Integrating Reading and Writing for College Success: 10 Maxims for Developmental Students
Recorded by Kim Flachmann
NADE Conference on February 23, 2012
Kim Flachmann states that often, the way developmental students learn is not just based on their preferred learning styles, but also the “baggage” they bring along with them, which can include family issues, a language barrier, a lack of respect for education and educators themselves, little to no reading or writing instruction, consistent failure in high school, and a general lack of guidance. She believes, however, that students can rise above whatever their personal circumstances may be if educators just place the responsibility for acquiring skills and knowledge firmly on the students. The student-teacher relationship should be considered a partnership if they’re going to succeed. The ten maxims that Kim explains in this podcast, in her experience, have helped students achieve this level of learning responsibility by also creating an environment that will foster good work.

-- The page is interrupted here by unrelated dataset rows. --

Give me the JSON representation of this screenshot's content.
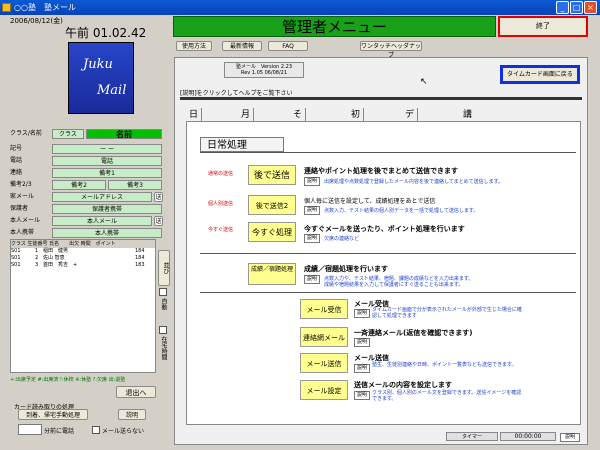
{
  "window": {
    "title": "○○塾　塾メール",
    "minimize": "_",
    "maximize": "□",
    "close": "×"
  },
  "left": {
    "date": "2006/08/12(金)",
    "clock": "午前 01.02.42",
    "logo_line1": "Juku",
    "logo_line2": "Mail",
    "fields": [
      {
        "label": "クラス/名前",
        "value": "クラス",
        "value2": "名前"
      },
      {
        "label": "記号",
        "value": "ー ー"
      },
      {
        "label": "電話",
        "value": "電話"
      },
      {
        "label": "連絡",
        "value": "備考1"
      },
      {
        "label": "備考2/3",
        "value": "備考2",
        "value2": "備考3"
      },
      {
        "label": "家メール",
        "value": "メールアドレス"
      },
      {
        "label": "保護者",
        "value": "保護者携帯"
      },
      {
        "label": "本人メール",
        "value": "本人メール"
      },
      {
        "label": "本人携帯",
        "value": "本人携帯"
      }
    ],
    "list_header": "クラス 生徒番号 氏名　　出欠 時間　ポイント",
    "list_rows": [
      {
        "cls": "S01",
        "no": "1",
        "name": "稲田　健男",
        "val": "184"
      },
      {
        "cls": "S01",
        "no": "2",
        "name": "佐山 智恵",
        "val": "184"
      },
      {
        "cls": "S01",
        "no": "3",
        "name": "首田　秀吉　+",
        "val": "183"
      }
    ],
    "side_tab_1": "並び",
    "auto_label": "自動",
    "stay_label": "在宅時間",
    "legend": "+:出席予定 #:出席済 !:休校 ※:休塾 ?:欠席 出:退塾",
    "exit_btn": "退出へ",
    "card_title": "カード読み取りの処理",
    "card_opt": "到着、帰宅手動処理",
    "card_help": "説明",
    "minutes": "分前に電話",
    "no_mail": "メール送らない"
  },
  "header": {
    "title": "管理者メニュー",
    "exit": "終了"
  },
  "toolbar": {
    "items": [
      "使用方法",
      "最新情報",
      "FAQ",
      "ワンタッチヘッダナップ"
    ]
  },
  "version": {
    "line1": "塾メール　Version 2.23",
    "line2": "Rev 1.05 06/08/21"
  },
  "timecard_btn": "タイムカード画面に戻る",
  "hint": "[説明]をクリックしてヘルプをご覧下さい",
  "tabs": [
    "日常処理",
    "月次処理",
    "その他設定",
    "初期設定",
    "データ処理",
    "講師出勤"
  ],
  "content": {
    "title": "日常処理",
    "rows": [
      {
        "tag": "通常の送信",
        "btn": "後で送信",
        "desc": "連絡やポイント処理を後でまとめて送信できます",
        "help": "説明",
        "sub": "出席処理や点数処理で登録したメール内容を後で連絡してまとめて送信します。"
      },
      {
        "tag": "個人別送信",
        "btn": "後で送信2",
        "desc": "個人毎に送信を設定して、成績処理をあとで送信",
        "help": "説明",
        "sub": "点数入力、テスト結果の個人別データを一括で処理して送信します。"
      },
      {
        "tag": "今すぐ送信",
        "btn": "今すぐ処理",
        "desc": "今すぐメールを送ったり、ポイント処理を行います",
        "help": "説明",
        "sub": "欠席の連絡など"
      }
    ],
    "grade": {
      "btn": "成績／宿題処理",
      "desc": "成績／宿題処理を行います",
      "help": "説明",
      "sub": "点数入力や、テスト結果、宿題、課題の成績などを入力出来ます。成績や宿題結果を入力して保護者にすぐ送ることも出来ます。"
    },
    "mail": [
      {
        "btn": "メール受信",
        "desc": "メール受信",
        "help": "説明",
        "sub": "タイムカード画面で分が表示されたメールが外部で生じた場合に確認して処理できます"
      },
      {
        "btn": "連絡網メール",
        "desc": "一斉連絡メール(返信を確認できます)",
        "help": "説明",
        "sub": ""
      },
      {
        "btn": "メール送信",
        "desc": "メール送信",
        "help": "説明",
        "sub": "塾生、生徒別連絡や日時、ポイント一覧表なども送信できます。"
      },
      {
        "btn": "メール設定",
        "desc": "送信メールの内容を設定します",
        "help": "説明",
        "sub": "クラス別、個人別のメール文を登録できます。送信イメージを確認できます。"
      }
    ]
  },
  "status": {
    "timer_label": "タイマー",
    "timer": "00:00:00",
    "help": "説明"
  }
}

The first maxim is, “Students build confidence in their ability to read and write by reading and writing.” Providing students with a lot of ungraded writing opportunities takes a bit of the pressure off of them while still providing them with the practice they need in order to improve.
The second maxim is, “Students learn best from discovery and experimentation rather than from instruction and abstract discussions.” If students can discover how reading and writing work for themselves with a little guidance from instructors, they are more likely to retain that information.
Maxim number three is, “Students profit from studying both professional and student writing.” Pieces of professional writing serve as excellent models for students and give them the opportunity to discover what makes each piece work so well. Student writing helps them see what they are capable of accomplishing themselves.
The fourth maxim is, “Students need to discover their personal reading and writing processes.” It’s easy for students to read and hear about typical approaches for reading and writing, but what they really need to do is experiment with these different processes to find out what works best for them.
Maxim number five is, “Students learn both individually and collaboratively.” Peer work should be built into classes wherever possible towards the beginning of the semester so that students can learn from their peers, but slowly progress to more individual work as they learn and come into their own learning styles so that the responsibility shifts from a group one to a personal one.
The sixth maxim is, “Students benefit most from assignments that actually integrate reading and writing.” Research indicates that students learn best when reading and writing are integrated. This can be accomplished by asking students to annotate when they read or reading notes while they write.
The seventh maxim is, “Students learn how to revise by following clear, constant guidelines.” When it comes to developmental students, revision without constant guidelines does not tend to work.
The eighth maxim is, “Students learn grammar and usage rules by editing their own writing.” Students should identify and correct the problems in their own writing, or in their peers’ writing, rather than complete isolated grammar exercises.
Maxim number nine is, “Students should be able to transfer their reading and writing skills to all their college courses.” Students should go beyond just completing what’s asked of them and actually understand what they’re doing so that those skills can be carried with them wherever they go.
The tenth and final maxim is, “Students must think critically or analytically to succeed in college.” Students should not only be able to analyze an idea but also integrate it with their own ideas.
In order to reach the ultimate goal of critical thinking, the key is metacognition, because once students understand how reading and writing work, they can take those skills out into the world with them and have them come naturally.
Kim Flachmann teaches English and directs the writing program at California State University Bakersfield. She starts with the reality that learning for developmental students often depends upon more than their basic learning styles. External issues such as family problems, incomplete language acquisition, a lack of respect for education in the home, no sustained reading or writing instruction, no access to reading materials in the home, constant high school failure, disrespect for authority, and a general lack of guidance in their lives. However, no matter those challenges, all students can rise above when the responsibility for learning is placed on students themselves.
If the ideas here are interesting to you, and you would like to see more of this author’s work, search our catalog to learn more and request free exam copies.